  27. Iqbal, M.A.; Abbas, A.; Naqvi, S.A.A.; Rizwan, M.; Samie, A.; Ahmed, U.I. Drivers of Farm Households’ Perceived Risk Sources and Factors Affecting Uptake of Mitigation Strategies in Punjab Pakistan: Implications for Sustainable Agriculture. Sustainability 2020, 12, 9895.
  28. Reardon, T.; Delgado, C.L.; Matlon, P. Determinants and effects of income diversification amongst farm households in Burkina Faso. J. Dev. Stud. 1992, 28, 264–296.
  29. Weijland, H. Microenterprise clusters in rural Indonesia: Industrial Seedbed and policy target. World Dev. 1999, 29, 1515–1530.
  30. Oluwatayo, I.B. Poverty and income diversification among household in rural Nigeria: A gender analysis of livelihood patterns. In Proceedings of the 2nd Instituto de Estudos Sociais de Economicos (IESE) Conference on Dynamics of Poverty and Patterns of Economic Accumulation, Maputo, Mozambique, 22–23 April 2005; pp. 1–21.
  31. Awoniyi, A.O.; Salman, K.K. Non-farm Income diversification and welfare status of rural households in south west zone of Nigeria. In Proceedings of the Agricultural Productivity and Food Security in Africa Conference, Addis Ababa, Ethiopia, 1–3 November 2011; Available online: (accessed on 15 May 2021).

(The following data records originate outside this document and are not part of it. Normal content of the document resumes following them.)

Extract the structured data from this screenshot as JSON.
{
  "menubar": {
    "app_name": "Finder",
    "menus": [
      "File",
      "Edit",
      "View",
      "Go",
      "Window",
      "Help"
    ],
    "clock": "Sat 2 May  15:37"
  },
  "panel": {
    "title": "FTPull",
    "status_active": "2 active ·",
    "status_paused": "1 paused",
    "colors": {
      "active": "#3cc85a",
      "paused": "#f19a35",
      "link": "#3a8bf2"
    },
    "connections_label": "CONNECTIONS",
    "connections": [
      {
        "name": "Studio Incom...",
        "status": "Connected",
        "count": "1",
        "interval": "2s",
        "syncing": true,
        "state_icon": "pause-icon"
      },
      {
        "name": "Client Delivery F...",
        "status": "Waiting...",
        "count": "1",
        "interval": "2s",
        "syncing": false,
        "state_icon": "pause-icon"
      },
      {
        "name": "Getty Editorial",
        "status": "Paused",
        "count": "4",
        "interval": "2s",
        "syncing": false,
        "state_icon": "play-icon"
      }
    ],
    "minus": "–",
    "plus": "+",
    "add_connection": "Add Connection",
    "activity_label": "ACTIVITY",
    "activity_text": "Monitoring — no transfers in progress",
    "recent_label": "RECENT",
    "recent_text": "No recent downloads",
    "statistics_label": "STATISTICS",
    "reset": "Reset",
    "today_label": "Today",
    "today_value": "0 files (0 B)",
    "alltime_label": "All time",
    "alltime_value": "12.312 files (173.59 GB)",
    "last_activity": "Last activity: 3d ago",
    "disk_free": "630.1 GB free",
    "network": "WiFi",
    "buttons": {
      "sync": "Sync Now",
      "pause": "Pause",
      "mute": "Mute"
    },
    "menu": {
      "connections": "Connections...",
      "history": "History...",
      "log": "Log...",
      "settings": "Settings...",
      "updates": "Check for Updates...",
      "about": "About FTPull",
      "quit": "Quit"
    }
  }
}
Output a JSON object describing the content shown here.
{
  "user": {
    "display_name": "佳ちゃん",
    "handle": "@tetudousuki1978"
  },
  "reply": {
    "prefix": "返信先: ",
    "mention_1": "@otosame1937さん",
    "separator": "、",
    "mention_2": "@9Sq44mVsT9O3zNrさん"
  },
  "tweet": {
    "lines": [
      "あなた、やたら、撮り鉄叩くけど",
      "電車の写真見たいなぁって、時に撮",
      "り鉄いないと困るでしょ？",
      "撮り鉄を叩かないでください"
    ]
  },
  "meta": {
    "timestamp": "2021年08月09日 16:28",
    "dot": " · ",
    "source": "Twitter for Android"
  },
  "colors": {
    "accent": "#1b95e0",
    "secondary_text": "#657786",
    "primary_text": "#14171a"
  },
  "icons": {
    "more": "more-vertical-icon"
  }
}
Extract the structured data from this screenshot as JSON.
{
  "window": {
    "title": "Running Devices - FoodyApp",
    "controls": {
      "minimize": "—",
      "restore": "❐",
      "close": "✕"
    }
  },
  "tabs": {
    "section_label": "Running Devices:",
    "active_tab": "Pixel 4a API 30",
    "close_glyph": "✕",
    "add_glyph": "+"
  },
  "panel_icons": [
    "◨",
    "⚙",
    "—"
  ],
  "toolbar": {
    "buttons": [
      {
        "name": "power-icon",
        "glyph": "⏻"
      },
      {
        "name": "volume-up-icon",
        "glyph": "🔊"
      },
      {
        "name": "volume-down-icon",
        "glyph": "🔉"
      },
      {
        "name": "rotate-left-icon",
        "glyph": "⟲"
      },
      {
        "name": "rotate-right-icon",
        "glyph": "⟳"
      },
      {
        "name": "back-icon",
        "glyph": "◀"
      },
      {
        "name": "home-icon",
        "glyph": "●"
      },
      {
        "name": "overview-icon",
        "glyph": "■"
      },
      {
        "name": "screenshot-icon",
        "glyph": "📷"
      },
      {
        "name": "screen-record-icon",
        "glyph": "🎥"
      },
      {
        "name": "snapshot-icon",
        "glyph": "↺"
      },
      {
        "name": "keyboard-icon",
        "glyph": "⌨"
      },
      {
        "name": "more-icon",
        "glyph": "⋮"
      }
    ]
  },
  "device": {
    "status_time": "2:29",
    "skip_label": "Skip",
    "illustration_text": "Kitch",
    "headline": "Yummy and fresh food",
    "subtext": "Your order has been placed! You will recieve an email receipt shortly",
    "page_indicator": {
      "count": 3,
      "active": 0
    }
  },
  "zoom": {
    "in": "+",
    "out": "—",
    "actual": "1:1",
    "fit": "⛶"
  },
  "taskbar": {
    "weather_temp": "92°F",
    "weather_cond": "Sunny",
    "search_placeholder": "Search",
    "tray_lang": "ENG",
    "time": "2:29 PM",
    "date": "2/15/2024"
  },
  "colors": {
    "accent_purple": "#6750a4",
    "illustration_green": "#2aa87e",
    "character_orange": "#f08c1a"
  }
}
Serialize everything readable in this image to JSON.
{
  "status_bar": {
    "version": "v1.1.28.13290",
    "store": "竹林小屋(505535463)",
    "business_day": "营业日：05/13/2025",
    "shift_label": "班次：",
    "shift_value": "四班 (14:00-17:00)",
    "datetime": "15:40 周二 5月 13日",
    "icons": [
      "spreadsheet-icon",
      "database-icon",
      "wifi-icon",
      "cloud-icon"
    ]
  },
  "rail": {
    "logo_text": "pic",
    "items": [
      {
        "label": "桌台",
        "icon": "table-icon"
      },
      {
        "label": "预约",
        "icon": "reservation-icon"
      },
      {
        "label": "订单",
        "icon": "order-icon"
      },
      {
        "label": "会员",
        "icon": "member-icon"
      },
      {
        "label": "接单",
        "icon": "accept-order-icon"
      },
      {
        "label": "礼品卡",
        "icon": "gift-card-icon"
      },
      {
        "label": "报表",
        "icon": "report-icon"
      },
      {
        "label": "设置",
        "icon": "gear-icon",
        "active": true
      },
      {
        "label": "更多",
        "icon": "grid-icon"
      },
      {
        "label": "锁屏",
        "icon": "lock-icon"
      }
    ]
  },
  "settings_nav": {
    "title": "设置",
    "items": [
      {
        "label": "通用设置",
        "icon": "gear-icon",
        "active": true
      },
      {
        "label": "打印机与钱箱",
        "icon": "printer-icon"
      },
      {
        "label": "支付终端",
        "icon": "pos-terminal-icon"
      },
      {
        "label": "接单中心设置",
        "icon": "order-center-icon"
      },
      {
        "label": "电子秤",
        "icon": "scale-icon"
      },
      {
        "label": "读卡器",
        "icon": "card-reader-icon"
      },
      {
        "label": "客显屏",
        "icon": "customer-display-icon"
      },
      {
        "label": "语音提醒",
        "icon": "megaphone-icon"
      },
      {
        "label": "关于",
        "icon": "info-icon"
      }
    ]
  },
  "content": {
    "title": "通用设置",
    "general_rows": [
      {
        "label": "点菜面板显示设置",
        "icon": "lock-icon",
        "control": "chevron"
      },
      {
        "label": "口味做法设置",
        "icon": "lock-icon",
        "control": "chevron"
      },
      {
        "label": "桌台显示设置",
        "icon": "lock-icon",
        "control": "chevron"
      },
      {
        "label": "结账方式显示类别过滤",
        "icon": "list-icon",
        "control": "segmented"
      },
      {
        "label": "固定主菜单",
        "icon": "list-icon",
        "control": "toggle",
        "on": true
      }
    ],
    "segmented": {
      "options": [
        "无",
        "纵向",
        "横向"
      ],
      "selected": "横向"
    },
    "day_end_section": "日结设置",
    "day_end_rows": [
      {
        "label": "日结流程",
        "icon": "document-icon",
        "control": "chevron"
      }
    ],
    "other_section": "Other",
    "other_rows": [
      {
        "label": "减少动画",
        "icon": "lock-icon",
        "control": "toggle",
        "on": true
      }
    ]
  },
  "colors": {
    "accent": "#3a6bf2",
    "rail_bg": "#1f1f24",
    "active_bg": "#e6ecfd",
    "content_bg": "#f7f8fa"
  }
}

This entry is offline, you can click here to edit this entry!
Video Production Service